“These first few Phuture Phoenix graduates represent the success of the program now and in the future, to open doors and set a vision for college starting in the younger years,” said Phuture Phoenix Director Kimberly Desotell. “Phuture Phoenix programming, tutoring, mentoring and scholarship aid are critical components of support toward degree completion, to help students realize their dreams for a better future.”
Phuture Phoenix started as the brainchild of UW-Green Bay Trustee Ginny Riopelle and Cyndie Shepard, wife of former UW-Green Bay Chancellor Bruce Shepard. A visit to a local elementary school helped underscore the need for pushing the college-is-possible message early and often, and the pair sat down and created Phuture Phoenix in an afternoon. The program’s signature tour day has since served more than 13,000 fifth-graders from at-risk schools, and students receiving ongoing tutoring, mentoring and other support as they advance through the grades. If Phuture Phoenix students choose UW-Green Bay, a renewable scholarship helps them during each of their four years of school.
“We are tremendously proud to see these first Phuture Phoenix students graduating from UW-Green Bay and beginning the next phase of their lives,” Riopelle said. “This grassroots program has grown considerably since its inception, and yet its mission remains the same — to tell and to show kids that college is possible for them.”
That was a message received loud and clear for both Thao, who will graduate Saturday with a Social Work degree, and Mottl, whose major was Spanish.
Thao had been to UW-Green Bay before her tour day, with her parents who were part of the Hmong radio broadcast from the campus Wisconsin Public Radio station. But being part of Phuture Phoenix took that experience to the next level, she said.
“This is when I first got connected to the value of higher education,” said Thao, who attended Green Bay’s Howe Elementary School, “and imagined myself in the college experience.”
Since her freshman year, Thao has volunteered for the annual fall tour day, wearing her original Phuture Phoenix t-shirt underneath the t-shirt for the current year. She loves seeing all the students come through, and relishes the chance to share her experience with them.
“They have big dreams,” Thao said. “They all want to do something and it’s just great to see them feel the same connection I felt to campus — being wowed by everything, I mean, that’s the biggest thing because they see their future in a different light. They know possibilities (exist).”
For Mottl, Phuture Phoenix tour day was her first experience with a college campus — any college campus. She remembers the experience seemed intimidating at first, but the warm welcome from the UW-Green Bay community quickly dissipated any fears. And pretty quickly, her mind was made up about college.
“I think after the Phuture Phoenix visit, I kind of always planned to come to UWGB,” Mottl said. “I love the campus and its programs, and I think it’s more affordable yet offers the same education as other universities in the state. And the scholarship I got from PP definitely helped solidify that decision, and financially it has really helped me stay in college. So I’ll be forever grateful for that.”
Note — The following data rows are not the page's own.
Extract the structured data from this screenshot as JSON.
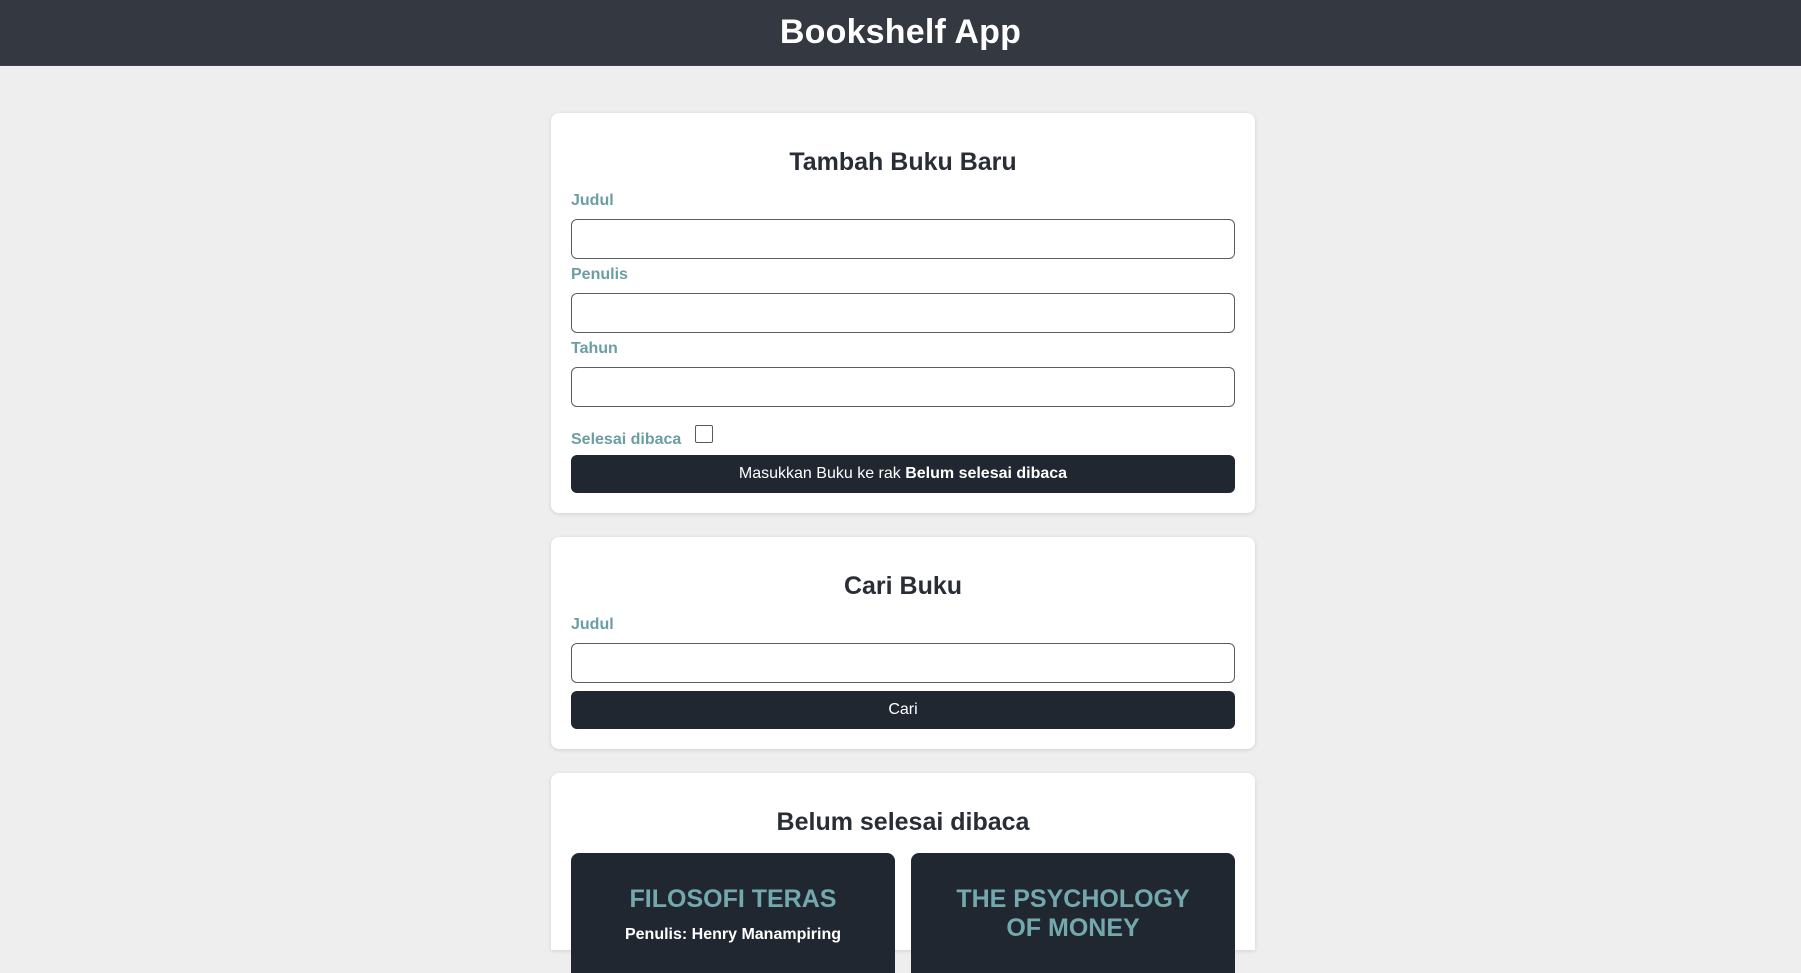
{
  "app": {
    "title": "Bookshelf App"
  },
  "add_form": {
    "title": "Tambah Buku Baru",
    "title_label": "Judul",
    "title_value": "",
    "author_label": "Penulis",
    "author_value": "",
    "year_label": "Tahun",
    "year_value": "",
    "complete_label": "Selesai dibaca",
    "complete_checked": false,
    "submit_prefix": "Masukkan Buku ke rak",
    "submit_target": "Belum selesai dibaca"
  },
  "search_form": {
    "title": "Cari Buku",
    "title_label": "Judul",
    "title_value": "",
    "submit_label": "Cari"
  },
  "incomplete_shelf": {
    "title": "Belum selesai dibaca",
    "books": [
      {
        "title": "FILOSOFI TERAS",
        "author": "Penulis: Henry Manampiring"
      },
      {
        "title": "THE PSYCHOLOGY OF MONEY",
        "author": ""
      }
    ]
  },
  "colors": {
    "header_bg": "#333841",
    "page_bg": "#eeeeee",
    "label_teal": "#6b9ea3",
    "button_dark": "#212730"
  }
}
And as it turns out, both of UW-Green Bay’s first Phuture Phoenix grads aren’t done learning yet. Thao will attend graduate school in the fall, pursuing a master’s degree at UW-Madison, while Mottl plans to do the same at UW-Milwaukee. You can be sure they’ll both remember where it all began.
“I am so proud to be a part of this from the beginning, to know that Phuture Phoenix supported me,” Thao said. “And I can’t wait to see all the other students (around) my age and continuing from fifth grade to have their dreams come true. I would not be where I am without Phuture Phoenix.”